24 a.] General return, with reference to what has been said in the last verses, to the great key-note of the Epistle, μένετε ἐν αὐτῷ, with which the former part of it concluded, ch. 2:28. This keeping of His (God’s) commandments is the abiding in God: this of which brotherly love is the first and most illustrious example and summary. So that the exhortation given at the beginning of this portion of the Epistle is still in the Apostle’s mind, as again ch. 4:15, 16, and 5:20; see also ch. 2:6, 3:6, 9. And he that keepeth His (God’s) commandments abideth in Him (God), and He (God) in him (Sander, Neander, al., hold that αὐτός, αὐτῷ are to be referred to Christ.

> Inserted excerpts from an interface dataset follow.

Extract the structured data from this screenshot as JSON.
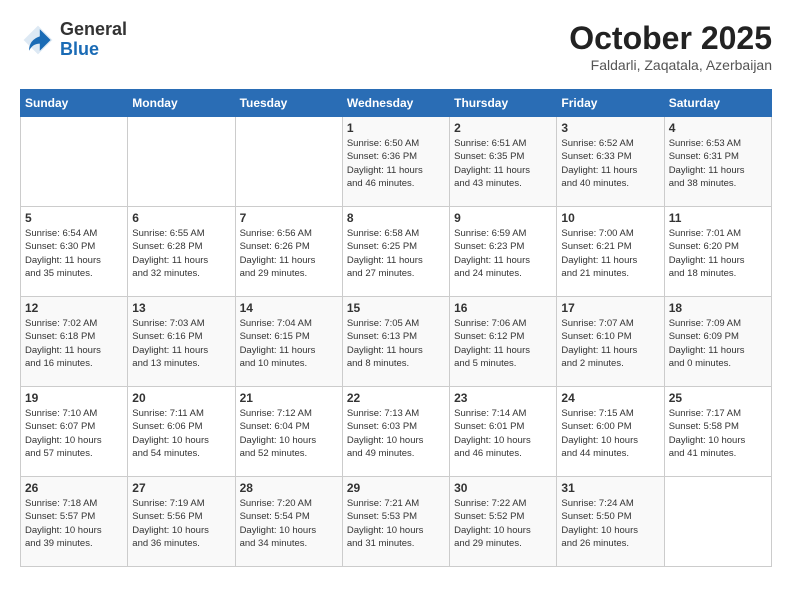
{
  "header": {
    "logo_general": "General",
    "logo_blue": "Blue",
    "month": "October 2025",
    "location": "Faldarli, Zaqatala, Azerbaijan"
  },
  "weekdays": [
    "Sunday",
    "Monday",
    "Tuesday",
    "Wednesday",
    "Thursday",
    "Friday",
    "Saturday"
  ],
  "weeks": [
    [
      {
        "day": "",
        "info": ""
      },
      {
        "day": "",
        "info": ""
      },
      {
        "day": "",
        "info": ""
      },
      {
        "day": "1",
        "info": "Sunrise: 6:50 AM\nSunset: 6:36 PM\nDaylight: 11 hours\nand 46 minutes."
      },
      {
        "day": "2",
        "info": "Sunrise: 6:51 AM\nSunset: 6:35 PM\nDaylight: 11 hours\nand 43 minutes."
      },
      {
        "day": "3",
        "info": "Sunrise: 6:52 AM\nSunset: 6:33 PM\nDaylight: 11 hours\nand 40 minutes."
      },
      {
        "day": "4",
        "info": "Sunrise: 6:53 AM\nSunset: 6:31 PM\nDaylight: 11 hours\nand 38 minutes."
      }
    ],
    [
      {
        "day": "5",
        "info": "Sunrise: 6:54 AM\nSunset: 6:30 PM\nDaylight: 11 hours\nand 35 minutes."
      },
      {
        "day": "6",
        "info": "Sunrise: 6:55 AM\nSunset: 6:28 PM\nDaylight: 11 hours\nand 32 minutes."
      },
      {
        "day": "7",
        "info": "Sunrise: 6:56 AM\nSunset: 6:26 PM\nDaylight: 11 hours\nand 29 minutes."
      },
      {
        "day": "8",
        "info": "Sunrise: 6:58 AM\nSunset: 6:25 PM\nDaylight: 11 hours\nand 27 minutes."
      },
      {
        "day": "9",
        "info": "Sunrise: 6:59 AM\nSunset: 6:23 PM\nDaylight: 11 hours\nand 24 minutes."
      },
      {
        "day": "10",
        "info": "Sunrise: 7:00 AM\nSunset: 6:21 PM\nDaylight: 11 hours\nand 21 minutes."
      },
      {
        "day": "11",
        "info": "Sunrise: 7:01 AM\nSunset: 6:20 PM\nDaylight: 11 hours\nand 18 minutes."
      }
    ],
    [
      {
        "day": "12",
        "info": "Sunrise: 7:02 AM\nSunset: 6:18 PM\nDaylight: 11 hours\nand 16 minutes."
      },
      {
        "day": "13",
        "info": "Sunrise: 7:03 AM\nSunset: 6:16 PM\nDaylight: 11 hours\nand 13 minutes."
      },
      {
        "day": "14",
        "info": "Sunrise: 7:04 AM\nSunset: 6:15 PM\nDaylight: 11 hours\nand 10 minutes."
      },
      {
        "day": "15",
        "info": "Sunrise: 7:05 AM\nSunset: 6:13 PM\nDaylight: 11 hours\nand 8 minutes."
      },
      {
        "day": "16",
        "info": "Sunrise: 7:06 AM\nSunset: 6:12 PM\nDaylight: 11 hours\nand 5 minutes."
      },
      {
        "day": "17",
        "info": "Sunrise: 7:07 AM\nSunset: 6:10 PM\nDaylight: 11 hours\nand 2 minutes."
      },
      {
        "day": "18",
        "info": "Sunrise: 7:09 AM\nSunset: 6:09 PM\nDaylight: 11 hours\nand 0 minutes."
      }
    ],
    [
      {
        "day": "19",
        "info": "Sunrise: 7:10 AM\nSunset: 6:07 PM\nDaylight: 10 hours\nand 57 minutes."
      },
      {
        "day": "20",
        "info": "Sunrise: 7:11 AM\nSunset: 6:06 PM\nDaylight: 10 hours\nand 54 minutes."
      },
      {
        "day": "21",
        "info": "Sunrise: 7:12 AM\nSunset: 6:04 PM\nDaylight: 10 hours\nand 52 minutes."
      },
      {
        "day": "22",
        "info": "Sunrise: 7:13 AM\nSunset: 6:03 PM\nDaylight: 10 hours\nand 49 minutes."
      },
      {
        "day": "23",
        "info": "Sunrise: 7:14 AM\nSunset: 6:01 PM\nDaylight: 10 hours\nand 46 minutes."
      },
      {
        "day": "24",
        "info": "Sunrise: 7:15 AM\nSunset: 6:00 PM\nDaylight: 10 hours\nand 44 minutes."
      },
      {
        "day": "25",
        "info": "Sunrise: 7:17 AM\nSunset: 5:58 PM\nDaylight: 10 hours\nand 41 minutes."
      }
    ],
    [
      {
        "day": "26",
        "info": "Sunrise: 7:18 AM\nSunset: 5:57 PM\nDaylight: 10 hours\nand 39 minutes."
      },
      {
        "day": "27",
        "info": "Sunrise: 7:19 AM\nSunset: 5:56 PM\nDaylight: 10 hours\nand 36 minutes."
      },
      {
        "day": "28",
        "info": "Sunrise: 7:20 AM\nSunset: 5:54 PM\nDaylight: 10 hours\nand 34 minutes."
      },
      {
        "day": "29",
        "info": "Sunrise: 7:21 AM\nSunset: 5:53 PM\nDaylight: 10 hours\nand 31 minutes."
      },
      {
        "day": "30",
        "info": "Sunrise: 7:22 AM\nSunset: 5:52 PM\nDaylight: 10 hours\nand 29 minutes."
      },
      {
        "day": "31",
        "info": "Sunrise: 7:24 AM\nSunset: 5:50 PM\nDaylight: 10 hours\nand 26 minutes."
      },
      {
        "day": "",
        "info": ""
      }
    ]
  ]
}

And no doubt they would be perfectly true, and according to our Lord’s own words, when thus applied: cf. John 14:15, John 15:5 ff. Still, from the context (cf. on ἔδωκεν below), it is better to refer them to the chief subject, viz. to God. In the sense, the difference is not important. It is one of the most difficult questions in the exegesis of this most difficult of Epistles, to assign such expressions as the present definitely to their precise personal object).
24 b.] And of one part of this mutual indwelling there is a sign and token, given us by God Himself, viz. the Holy Spirit. By the mention of the Spirit, the Apostle makes these words the note of transition to the subject of the next section, ch. 4:1-6, which is parenthetical, of the discerning of true and false spirits, and after which the main subject of brotherly love is resumed again. And in this we (all the children of God; not as the R.-Cath. expositors, Lyra, Corn.-a-lap., Estius, the Apostles, or the apostolic church, only) know that He abideth in us, from the Spirit (the change of construction is unusual. It arises from the Apostle having combined together two ways of speaking in this connexion,—ἐν τούτῳ γινώσκομεν, ὅτι …, see vv. 16, 19, and ἐκ τούτου γινώσκομεν, ch. 4:6. The knowledge is ἐν τούτῳ, in this element or department of fact, and it is ἐκ τούτου, derived from, as its source, that which follows) which He gave us (ἔδωκεν, aor.; at a certain time, by a definite act, viz. on the day of Pentecost, when the Father bestowed the Holy Spirit on the Church. And this ἔδωκεν is one sign that the whole is to be referred to the Father: seeing that our Lord says, κἀγὼ ἐρωτήσω τὸν πατέρα, καὶ ἄλλον παράκλητον δώσει ὑμῖν … τὸ πνεῦμα τῆς ἀληθείας, John 14:16, John 14:17. This indwelling Spirit of God is to the child of God the spring and source of his spiritual life, the sure token of his sonship, Romans 8:14, Romans 8:15, Galatians 4:6, and of his union with God in Christ).